This new-found complexity and sexual dimorphism thereof could provide solid ground for understanding the sex divide in the experience of pain and its treatment, the growing examples of which outpace our comprehension.
This newly appreciated complexity could also provide a starting point for interpreting the spectrum of contradictory findings that pervade the sex/pain literature.
The importance of estrogens in pain modulation can only be fully comprehended within the context of the male female dichotomy in nociception and opioid antinociception, a systematic investigation of which is mandated not only because of social considerations but also because of the translational opportunities is promises.
List of major points made in this article:
- Rapid membrane estrogen receptor signaling influences pain regulation.
- Membrane estrogen receptors modulate μ- and κ-opioid receptor heterodimerization.
- Membrane estrogen receptors regulate pro- vs. anti-nociceptive functions of dynorphin
- Spinal estrogen via its membrane receptor regulates dynorphin effects on nociception.
- Membrane estrogen receptor activity influences sex difference in pain process.
Sex differences in the opioid analgesia and addiction have been reported and investigated in human subjects and animal models. Yet, the molecular mechanism underlying the differences between males and females is still unclear.
Here, we reviewed the literature describing the sex differences in analgesic responses and addiction liabilities to clinically relevant opioids.
The reported interactions among opioids, estrogens, opioid receptors, and estrogen receptors are also evaluated.
We postulate that
- the sex differences partly originated from the crosstalk among the estrogen and opioid receptors when stimulated by the exogenous opioids, possibly through common secondary messengers and the downstream gene transcriptional regulators,

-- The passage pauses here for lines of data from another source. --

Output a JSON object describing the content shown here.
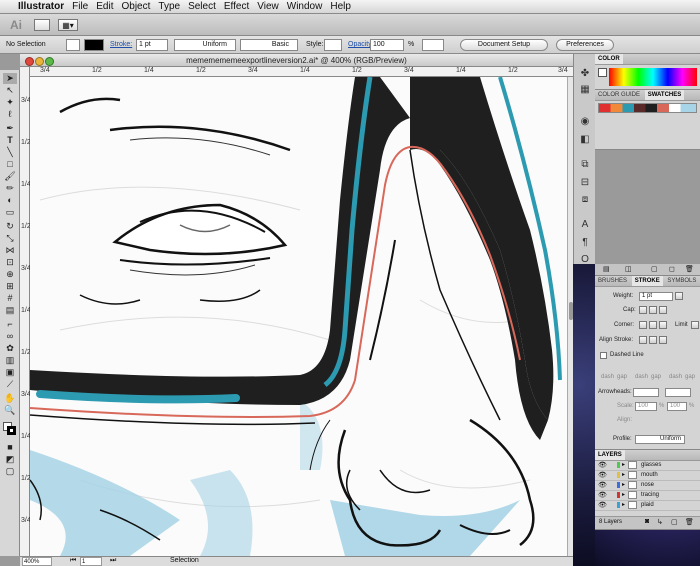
{
  "menubar": {
    "app_name": "Illustrator",
    "items": [
      "File",
      "Edit",
      "Object",
      "Type",
      "Select",
      "Effect",
      "View",
      "Window",
      "Help"
    ]
  },
  "appbar": {
    "logo": "Ai"
  },
  "control_bar": {
    "selection": "No Selection",
    "stroke_label": "Stroke:",
    "stroke_weight": "1 pt",
    "profile": "Uniform",
    "brush": "Basic",
    "style_label": "Style:",
    "opacity_label": "Opacity",
    "opacity_value": "100",
    "opacity_unit": "%",
    "document_setup": "Document Setup",
    "preferences": "Preferences"
  },
  "document": {
    "title": "mememememeexportlineversion2.ai* @ 400% (RGB/Preview)",
    "ruler_h": [
      "3/4",
      "1/2",
      "1/4",
      "1/2",
      "3/4",
      "1/4",
      "1/2",
      "3/4",
      "1/4",
      "1/2",
      "3/4"
    ],
    "ruler_v": [
      "3/4",
      "1/2",
      "1/4",
      "1/2",
      "3/4",
      "1/4",
      "1/2",
      "3/4",
      "1/4",
      "1/2",
      "3/4"
    ]
  },
  "status_bar": {
    "zoom": "400%",
    "page": "1",
    "tool": "Selection"
  },
  "color_panel": {
    "tab": "COLOR"
  },
  "guide_panel": {
    "tabs": [
      "COLOR GUIDE",
      "SWATCHES"
    ]
  },
  "stroke_panel": {
    "tabs": [
      "BRUSHES",
      "STROKE",
      "SYMBOLS"
    ],
    "weight_label": "Weight:",
    "weight_value": "1 pt",
    "cap_label": "Cap:",
    "corner_label": "Corner:",
    "limit_label": "Limit",
    "align_label": "Align Stroke:",
    "dashed_label": "Dashed Line",
    "dash_labels": [
      "dash",
      "gap",
      "dash",
      "gap",
      "dash",
      "gap"
    ],
    "arrowheads_label": "Arrowheads:",
    "scale_label": "Scale:",
    "scale_value1": "100",
    "scale_value2": "100",
    "scale_unit": "%",
    "align_label2": "Align:",
    "profile_label": "Profile:",
    "profile_value": "Uniform"
  },
  "layers_panel": {
    "tab": "LAYERS",
    "layers": [
      {
        "name": "glasses",
        "color": "#4fc850"
      },
      {
        "name": "mouth",
        "color": "#e0c040"
      },
      {
        "name": "nose",
        "color": "#3d6ee0"
      },
      {
        "name": "tracing",
        "color": "#d03434"
      },
      {
        "name": "plaid",
        "color": "#3aa0d8"
      }
    ],
    "count": "8 Layers"
  },
  "colors": {
    "teal": "#2c9ab0",
    "frame": "#1f1f1f",
    "salmon": "#d8685a",
    "lightblue": "#a7d4e6"
  }
}
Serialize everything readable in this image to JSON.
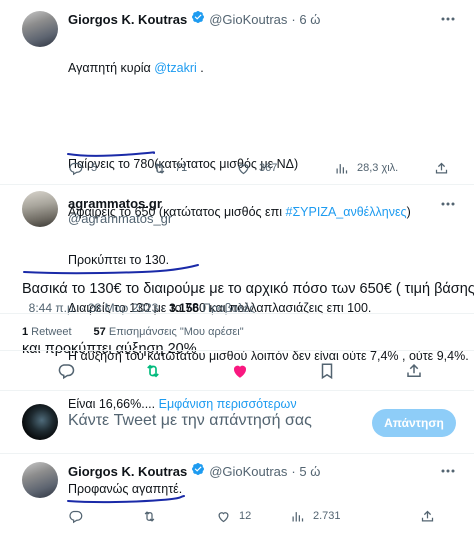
{
  "tweet1": {
    "author_name": "Giorgos K. Koutras",
    "author_handle": "@GioKoutras",
    "time": "· 6 ώ",
    "line1_text": "Αγαπητή κυρία ",
    "line1_mention": "@tzakri",
    "line1_end": " .",
    "line2": "Παίρνεις το 780(κατώτατος μισθός με ΝΔ)",
    "line3_text": "Αφαιρείς το 650 (κατώτατος μισθός επι ",
    "line3_hashtag": "#ΣΥΡΙΖΑ_ανθέλληνες",
    "line3_end": ")",
    "line4": "Προκύπτει το 130.",
    "line5": "Διαιρείς το 130 με το 780 και πολλαπλασιάζεις επι 100.",
    "line6": "Η αύξηση του κατώτατου μισθού λοιπόν δεν είναι ούτε 7,4% , ούτε 9,4%.",
    "line7_text": "Είναι 16,66%....",
    "show_more": " Εμφάνιση περισσότερων",
    "replies": "5",
    "retweets": "71",
    "likes": "367",
    "views": "28,3 χιλ."
  },
  "tweet2": {
    "author_name": "agrammatos.gr",
    "author_handle": "@agrammatos_gr",
    "body_line1": "Βασικά το 130€ το διαιρούμε με το αρχικό πόσο των 650€ ( τιμή βάσης)",
    "body_line2_text": "και προκύπτει ",
    "body_line2_highlight": "αύξηση 20%",
    "datetime": "8:44 π.μ. · 28 Μαρ 2023 · ",
    "views_count": "3.156",
    "views_label": " Προβολές",
    "retweet_count": "1",
    "retweet_label": " Retweet",
    "likes_count": "57",
    "likes_label": " Επισημάνσεις \"Μου αρέσει\""
  },
  "compose": {
    "placeholder": "Κάντε Tweet με την απάντησή σας",
    "reply_button": "Απάντηση"
  },
  "tweet3": {
    "author_name": "Giorgos K. Koutras",
    "author_handle": "@GioKoutras",
    "time": "· 5 ώ",
    "body": "Προφανώς αγαπητέ.",
    "likes": "12",
    "views": "2.731"
  },
  "colors": {
    "accent": "#1d9bf0",
    "retweet_active": "#00ba7c",
    "like_active": "#f91880",
    "annotation_ink": "#1a2aa8"
  }
}
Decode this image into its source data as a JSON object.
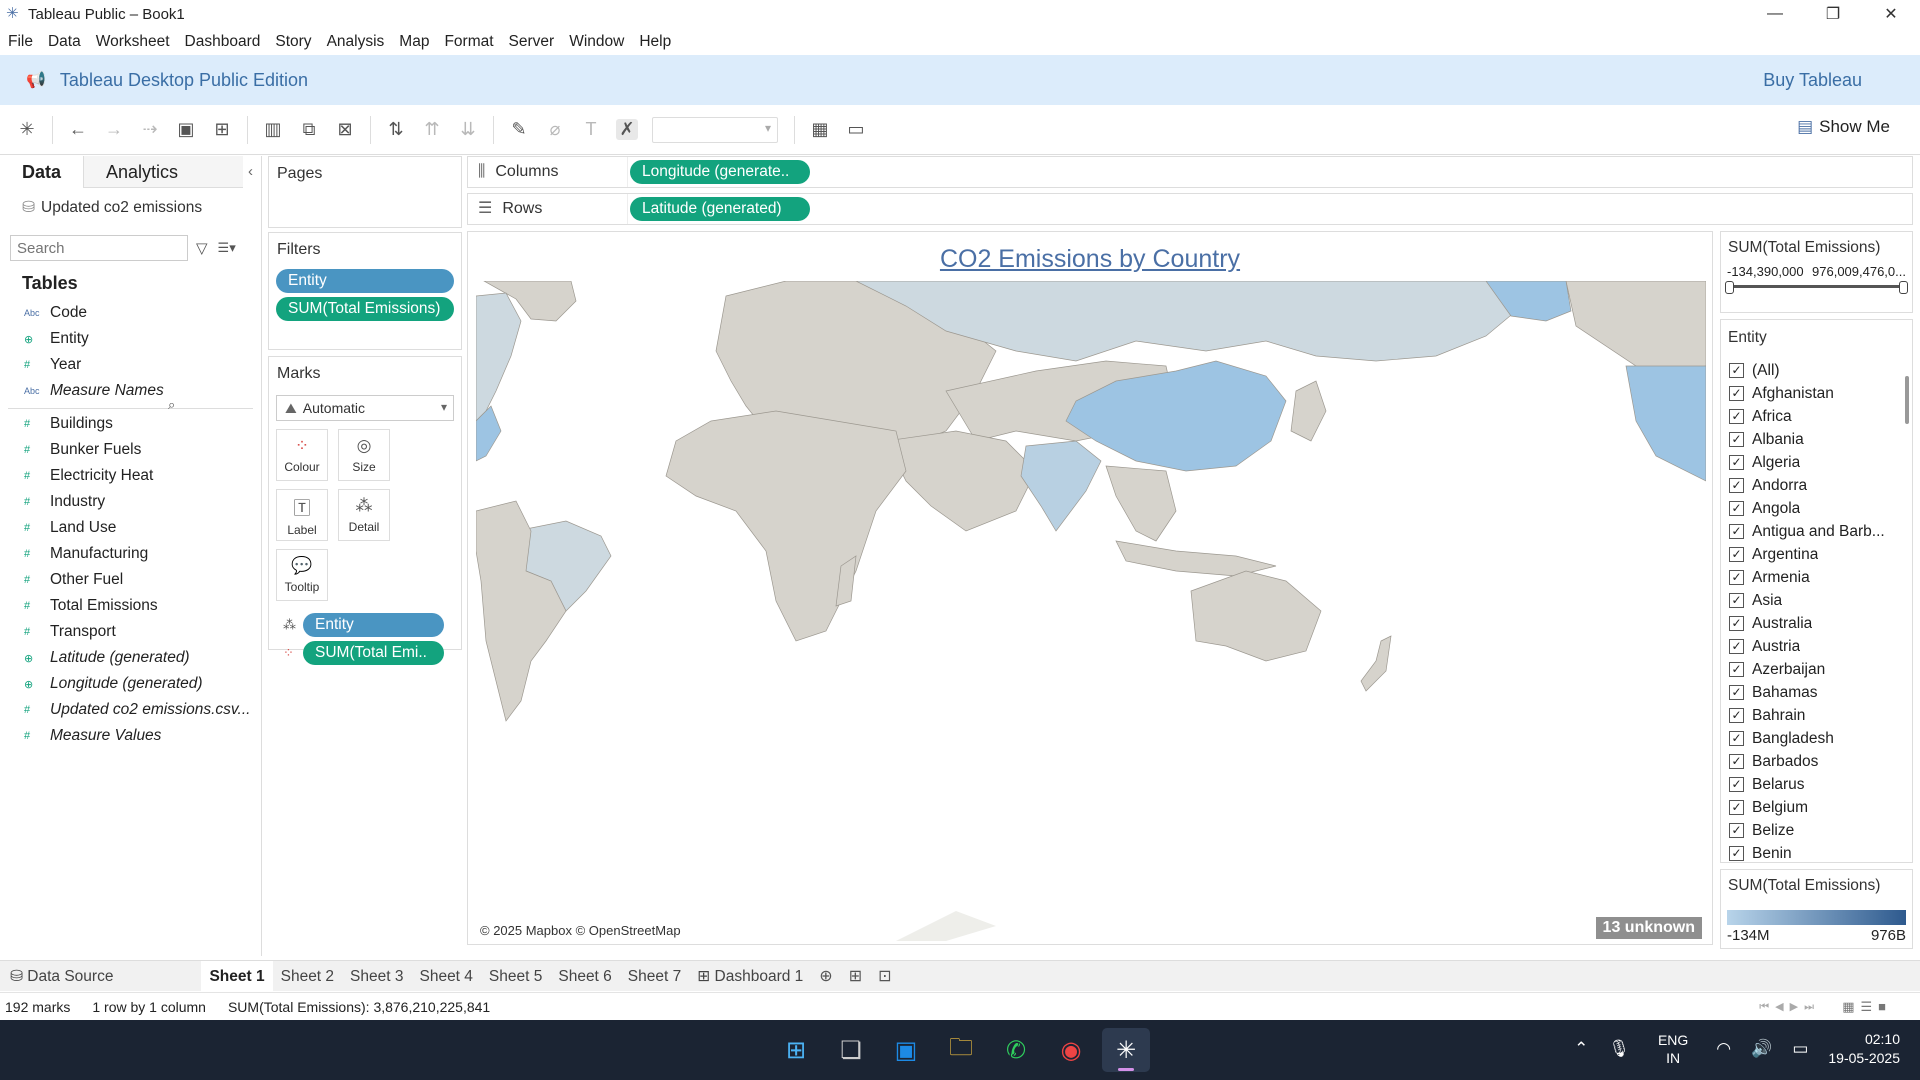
{
  "window": {
    "title": "Tableau Public – Book1"
  },
  "menu": [
    "File",
    "Data",
    "Worksheet",
    "Dashboard",
    "Story",
    "Analysis",
    "Map",
    "Format",
    "Server",
    "Window",
    "Help"
  ],
  "banner": {
    "edition": "Tableau Desktop Public Edition",
    "buy": "Buy Tableau"
  },
  "toolbar": {
    "show_me": "Show Me"
  },
  "data_pane": {
    "tab_data": "Data",
    "tab_analytics": "Analytics",
    "source": "Updated co2 emissions",
    "search_placeholder": "Search",
    "tables_heading": "Tables",
    "dimensions": [
      {
        "icon": "Abc",
        "name": "Code",
        "italic": false
      },
      {
        "icon": "⊕",
        "name": "Entity",
        "italic": false
      },
      {
        "icon": "#",
        "name": "Year",
        "italic": false
      },
      {
        "icon": "Abc",
        "name": "Measure Names",
        "italic": true
      }
    ],
    "measures": [
      {
        "icon": "#",
        "name": "Buildings",
        "italic": false
      },
      {
        "icon": "#",
        "name": "Bunker Fuels",
        "italic": false
      },
      {
        "icon": "#",
        "name": "Electricity Heat",
        "italic": false
      },
      {
        "icon": "#",
        "name": "Industry",
        "italic": false
      },
      {
        "icon": "#",
        "name": "Land Use",
        "italic": false
      },
      {
        "icon": "#",
        "name": "Manufacturing",
        "italic": false
      },
      {
        "icon": "#",
        "name": "Other Fuel",
        "italic": false
      },
      {
        "icon": "#",
        "name": "Total Emissions",
        "italic": false
      },
      {
        "icon": "#",
        "name": "Transport",
        "italic": false
      },
      {
        "icon": "⊕",
        "name": "Latitude (generated)",
        "italic": true
      },
      {
        "icon": "⊕",
        "name": "Longitude (generated)",
        "italic": true
      },
      {
        "icon": "#",
        "name": "Updated co2 emissions.csv...",
        "italic": true
      },
      {
        "icon": "#",
        "name": "Measure Values",
        "italic": true
      }
    ]
  },
  "pages": {
    "label": "Pages"
  },
  "filters": {
    "label": "Filters",
    "pills": [
      "Entity",
      "SUM(Total Emissions)"
    ]
  },
  "marks": {
    "label": "Marks",
    "type": "Automatic",
    "buttons": [
      "Colour",
      "Size",
      "Label",
      "Detail",
      "Tooltip"
    ],
    "pills": [
      "Entity",
      "SUM(Total Emi.."
    ]
  },
  "shelves": {
    "columns_label": "Columns",
    "columns_pill": "Longitude (generate..",
    "rows_label": "Rows",
    "rows_pill": "Latitude (generated)"
  },
  "viz": {
    "title": "CO2 Emissions by Country",
    "attribution": "© 2025 Mapbox © OpenStreetMap",
    "unknown_badge": "13 unknown"
  },
  "range_filter": {
    "title": "SUM(Total Emissions)",
    "min": "-134,390,000",
    "max": "976,009,476,0..."
  },
  "entity_filter": {
    "title": "Entity",
    "items": [
      "(All)",
      "Afghanistan",
      "Africa",
      "Albania",
      "Algeria",
      "Andorra",
      "Angola",
      "Antigua and Barb...",
      "Argentina",
      "Armenia",
      "Asia",
      "Australia",
      "Austria",
      "Azerbaijan",
      "Bahamas",
      "Bahrain",
      "Bangladesh",
      "Barbados",
      "Belarus",
      "Belgium",
      "Belize",
      "Benin"
    ]
  },
  "color_legend": {
    "title": "SUM(Total Emissions)",
    "min": "-134M",
    "max": "976B",
    "low_color": "#b8d4ea",
    "high_color": "#2e5a8e"
  },
  "sheet_tabs": {
    "data_source": "Data Source",
    "tabs": [
      "Sheet 1",
      "Sheet 2",
      "Sheet 3",
      "Sheet 4",
      "Sheet 5",
      "Sheet 6",
      "Sheet 7",
      "Dashboard 1"
    ],
    "active": "Sheet 1"
  },
  "status": {
    "marks": "192 marks",
    "dims": "1 row by 1 column",
    "sum": "SUM(Total Emissions): 3,876,210,225,841"
  },
  "taskbar": {
    "lang1": "ENG",
    "lang2": "IN",
    "time": "02:10",
    "date": "19-05-2025"
  },
  "colors": {
    "accent": "#4a6fa5",
    "pill_dimension": "#4a95c2",
    "pill_measure": "#13a37e",
    "banner_bg": "#dcecfb",
    "taskbar_bg": "#1b2433"
  }
}
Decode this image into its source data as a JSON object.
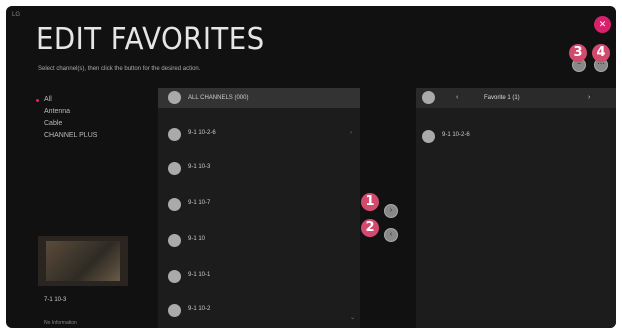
{
  "brand": "LG",
  "title": "EDIT FAVORITES",
  "subtitle": "Select channel(s), then click the button for the desired action.",
  "close_icon": "close-icon",
  "callouts": [
    "1",
    "2",
    "3",
    "4"
  ],
  "categories": [
    {
      "label": "All",
      "selected": true
    },
    {
      "label": "Antenna",
      "selected": false
    },
    {
      "label": "Cable",
      "selected": false
    },
    {
      "label": "CHANNEL PLUS",
      "selected": false
    }
  ],
  "preview": {
    "channel": "7-1 10-3",
    "info": "No Information"
  },
  "channel_list": {
    "header": "ALL CHANNELS (000)",
    "items": [
      "9-1 10-2-6",
      "9-1 10-3",
      "9-1 10-7",
      "9-1 10",
      "9-1 10-1",
      "9-1 10-2"
    ]
  },
  "favorites": {
    "title": "Favorite 1 (1)",
    "prev": "‹",
    "next": "›",
    "items": [
      "9-1 10-2-6"
    ]
  },
  "colors": {
    "accent": "#d8216a",
    "callout": "#d24a6e",
    "panel": "#1c1c1c"
  }
}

- there are sex differences in reporting pain and seeking pain relief, and
- health care providers make unwarranted psychogenic attributions regarding pain in female but not male.